You might be a prodigy in quantum mechanics, but if you show up to your interview rocking cargo shorts and lime green Crocs, you can probably guess what the hiring manager is going to notice first.
In the same way, you present your business plan to your readers equally as important as what you present to them.
Here’s the good news: writing your business plan doesn’t have to be this daunting, cumbersome chore.
Once you understand the fundamental questions that your business plan should answer for your readers and how to position everything in a way that compels your them to take action, writing it becomes way more approachable.
if your business plan is laden with inconsistent margins, multiple font types and sizes, missing headings and page numbers, and lacks a table of contents, it’s going to create a far less digestible reading experience.

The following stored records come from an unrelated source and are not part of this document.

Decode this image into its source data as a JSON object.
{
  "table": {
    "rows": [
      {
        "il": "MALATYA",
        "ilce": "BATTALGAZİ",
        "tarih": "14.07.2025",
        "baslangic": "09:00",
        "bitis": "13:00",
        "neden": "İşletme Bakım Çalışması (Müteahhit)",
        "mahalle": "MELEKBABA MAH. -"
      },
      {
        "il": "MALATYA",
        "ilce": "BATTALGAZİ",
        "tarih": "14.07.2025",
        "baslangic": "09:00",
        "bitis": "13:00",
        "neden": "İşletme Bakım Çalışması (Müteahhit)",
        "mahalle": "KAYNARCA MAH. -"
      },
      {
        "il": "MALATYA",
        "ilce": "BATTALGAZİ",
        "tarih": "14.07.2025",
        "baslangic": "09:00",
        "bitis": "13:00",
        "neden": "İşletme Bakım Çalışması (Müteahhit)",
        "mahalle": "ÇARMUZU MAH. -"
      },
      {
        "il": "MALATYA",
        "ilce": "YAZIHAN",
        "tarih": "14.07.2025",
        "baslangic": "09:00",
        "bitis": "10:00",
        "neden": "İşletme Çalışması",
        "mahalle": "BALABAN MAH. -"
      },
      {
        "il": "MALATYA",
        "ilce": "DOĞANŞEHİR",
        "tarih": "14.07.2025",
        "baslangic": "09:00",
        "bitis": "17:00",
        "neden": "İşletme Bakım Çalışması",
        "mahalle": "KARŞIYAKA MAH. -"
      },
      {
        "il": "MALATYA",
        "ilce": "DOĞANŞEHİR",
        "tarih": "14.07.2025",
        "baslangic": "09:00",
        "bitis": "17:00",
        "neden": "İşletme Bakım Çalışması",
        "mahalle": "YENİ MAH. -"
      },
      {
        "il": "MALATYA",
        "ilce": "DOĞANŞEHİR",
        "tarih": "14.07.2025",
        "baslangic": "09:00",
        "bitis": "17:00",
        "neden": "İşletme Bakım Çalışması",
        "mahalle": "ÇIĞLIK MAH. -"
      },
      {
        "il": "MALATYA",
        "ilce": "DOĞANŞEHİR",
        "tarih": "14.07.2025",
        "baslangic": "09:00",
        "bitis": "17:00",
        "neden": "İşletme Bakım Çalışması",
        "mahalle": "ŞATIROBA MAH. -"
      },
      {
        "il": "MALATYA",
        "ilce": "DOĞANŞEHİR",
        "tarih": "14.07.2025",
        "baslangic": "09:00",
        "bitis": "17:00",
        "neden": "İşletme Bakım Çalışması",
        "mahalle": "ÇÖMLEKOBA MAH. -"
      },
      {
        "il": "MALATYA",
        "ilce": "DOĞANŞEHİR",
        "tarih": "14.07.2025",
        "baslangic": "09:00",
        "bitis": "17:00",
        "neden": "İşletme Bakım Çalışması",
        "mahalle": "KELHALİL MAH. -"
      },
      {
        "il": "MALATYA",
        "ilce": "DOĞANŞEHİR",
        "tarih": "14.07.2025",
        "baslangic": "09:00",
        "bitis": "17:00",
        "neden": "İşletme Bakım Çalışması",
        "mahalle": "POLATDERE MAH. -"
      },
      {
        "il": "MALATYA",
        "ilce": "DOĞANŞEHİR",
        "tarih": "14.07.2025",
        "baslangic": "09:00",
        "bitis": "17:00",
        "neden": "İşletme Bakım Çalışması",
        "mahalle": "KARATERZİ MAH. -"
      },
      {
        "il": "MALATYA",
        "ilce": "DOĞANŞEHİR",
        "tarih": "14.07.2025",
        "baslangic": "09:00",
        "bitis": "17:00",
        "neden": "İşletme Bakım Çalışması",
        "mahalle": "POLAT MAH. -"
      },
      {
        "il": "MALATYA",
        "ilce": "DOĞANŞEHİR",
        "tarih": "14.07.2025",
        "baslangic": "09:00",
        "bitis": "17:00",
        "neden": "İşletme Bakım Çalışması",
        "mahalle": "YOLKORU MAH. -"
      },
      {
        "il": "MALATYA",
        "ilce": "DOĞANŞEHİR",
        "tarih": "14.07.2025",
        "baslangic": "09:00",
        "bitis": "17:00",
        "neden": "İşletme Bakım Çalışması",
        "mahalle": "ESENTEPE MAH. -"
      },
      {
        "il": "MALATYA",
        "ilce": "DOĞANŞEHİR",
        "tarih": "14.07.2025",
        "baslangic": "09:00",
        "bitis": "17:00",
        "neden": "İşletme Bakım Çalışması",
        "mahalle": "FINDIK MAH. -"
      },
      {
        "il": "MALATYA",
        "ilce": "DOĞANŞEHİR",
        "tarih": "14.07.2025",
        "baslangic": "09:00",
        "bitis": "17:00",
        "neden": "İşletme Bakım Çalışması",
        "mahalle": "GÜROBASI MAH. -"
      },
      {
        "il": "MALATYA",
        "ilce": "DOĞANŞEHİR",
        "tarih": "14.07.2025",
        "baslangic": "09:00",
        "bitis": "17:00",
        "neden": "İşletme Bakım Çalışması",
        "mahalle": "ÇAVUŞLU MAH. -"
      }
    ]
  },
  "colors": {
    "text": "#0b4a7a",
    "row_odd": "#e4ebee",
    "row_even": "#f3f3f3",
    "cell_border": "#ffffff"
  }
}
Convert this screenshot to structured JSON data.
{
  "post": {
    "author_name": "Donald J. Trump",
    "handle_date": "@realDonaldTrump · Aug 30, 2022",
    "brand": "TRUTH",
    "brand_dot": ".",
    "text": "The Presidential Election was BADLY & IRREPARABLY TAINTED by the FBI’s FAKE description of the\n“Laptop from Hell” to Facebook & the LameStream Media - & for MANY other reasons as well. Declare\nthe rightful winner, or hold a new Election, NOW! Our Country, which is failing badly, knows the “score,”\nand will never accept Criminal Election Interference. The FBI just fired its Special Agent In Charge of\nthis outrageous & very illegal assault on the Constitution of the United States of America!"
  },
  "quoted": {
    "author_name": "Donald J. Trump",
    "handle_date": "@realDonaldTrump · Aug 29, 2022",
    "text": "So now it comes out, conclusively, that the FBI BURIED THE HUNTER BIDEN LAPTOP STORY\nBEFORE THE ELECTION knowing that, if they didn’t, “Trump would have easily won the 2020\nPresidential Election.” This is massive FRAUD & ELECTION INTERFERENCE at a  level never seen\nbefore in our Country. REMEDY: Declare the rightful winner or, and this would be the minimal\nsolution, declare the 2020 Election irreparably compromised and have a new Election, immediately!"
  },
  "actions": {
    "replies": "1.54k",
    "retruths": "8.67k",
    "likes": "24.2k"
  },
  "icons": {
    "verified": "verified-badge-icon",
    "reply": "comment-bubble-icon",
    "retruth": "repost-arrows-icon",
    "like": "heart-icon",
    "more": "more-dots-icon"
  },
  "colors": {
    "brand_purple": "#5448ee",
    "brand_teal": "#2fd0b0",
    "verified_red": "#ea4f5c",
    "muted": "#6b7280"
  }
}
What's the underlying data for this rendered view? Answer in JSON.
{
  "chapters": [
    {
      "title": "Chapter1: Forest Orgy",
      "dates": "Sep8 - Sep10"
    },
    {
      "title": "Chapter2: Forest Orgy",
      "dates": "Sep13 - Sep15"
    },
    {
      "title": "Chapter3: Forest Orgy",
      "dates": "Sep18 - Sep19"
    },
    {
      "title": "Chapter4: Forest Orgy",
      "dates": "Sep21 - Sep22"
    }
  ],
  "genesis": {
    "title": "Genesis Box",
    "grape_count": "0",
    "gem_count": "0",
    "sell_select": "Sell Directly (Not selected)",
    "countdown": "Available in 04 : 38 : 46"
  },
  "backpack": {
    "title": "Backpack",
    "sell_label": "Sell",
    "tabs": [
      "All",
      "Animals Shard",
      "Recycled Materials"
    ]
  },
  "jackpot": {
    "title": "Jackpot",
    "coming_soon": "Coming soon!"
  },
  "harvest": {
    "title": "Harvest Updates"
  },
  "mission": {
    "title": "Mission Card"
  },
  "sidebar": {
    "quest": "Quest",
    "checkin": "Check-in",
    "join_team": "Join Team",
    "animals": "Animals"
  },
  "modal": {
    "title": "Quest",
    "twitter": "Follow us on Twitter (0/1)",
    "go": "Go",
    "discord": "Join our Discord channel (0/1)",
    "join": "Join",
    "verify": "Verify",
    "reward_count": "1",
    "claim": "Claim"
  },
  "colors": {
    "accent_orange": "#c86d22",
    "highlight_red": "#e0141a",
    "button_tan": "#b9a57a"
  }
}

While there’s no one way to format your plan, the idea here is to ensure that it presents professionally.A good rule of thumb is sticking to standard one-inch margins all around.Your business plan is made up of several key sections, like chapters in a book.Limit your plan to two typefaces (one for headings and one for body copy and subheadings, for example) that you can find in a standard text editor like Microsoft Word or Google Docs.Only pick fonts that are easy to read and contain both capital and lowercase letters.Before you set fingers to the keyboard, we’re going to walk you through the most important things to keep in mind to help you tackle the writing process confidently — with plenty of real life business plan examples along the way! There’s no version of you presenting an 80-page business plan to an investor and they enthusiastically dive in and take hours out of their day to pore over the thing front to back.There’s this oldschool idea that business plans need to be ultra-dense, complex documents the size of a doorstop because that’s how you convey how serious you are about your company. Complexity and length for complexity and length’s sake is almost never a good idea, especially when it comes to writing a business plan. If your chief goal is using your business plan to secure investment capital, then it means you intend on getting it in front of an investor. Instead, they’re looking for you to get your point across as quickly and clearly as possible so they can skim your plan and get to the most salient parts to determine whether or not they think your opportunity is worth pursuing (or at the very least initiating further discussions).Bottom line: always be on the lookout for opportunities to “trim the fat.” If you fill your business plan with buzzwords, industry-specific jargon or acronyms, and long complicated sentences, it might make sense to a handful of people familiar with your niche and those with superhuman attention spans (not many), but it alienates the vast majority of readers who aren’t experts in your particular industry.Your best bet here is to use simple, straightforward language that’s easily understood by anyone — from the most savvy of investor to your Great Aunt Bertha who still uses a landline.At the same time, before you begin shopping your business plan around to investors or bankers, it’s imperative to get a second pair of eyes on it after you’ve put the final period on your first draft.After you run your spell check, have someone with strong “English teacher skills” run a fine-tooth comb over your plan for any spelling, punctuation, and grammatical errors you may have glossed over.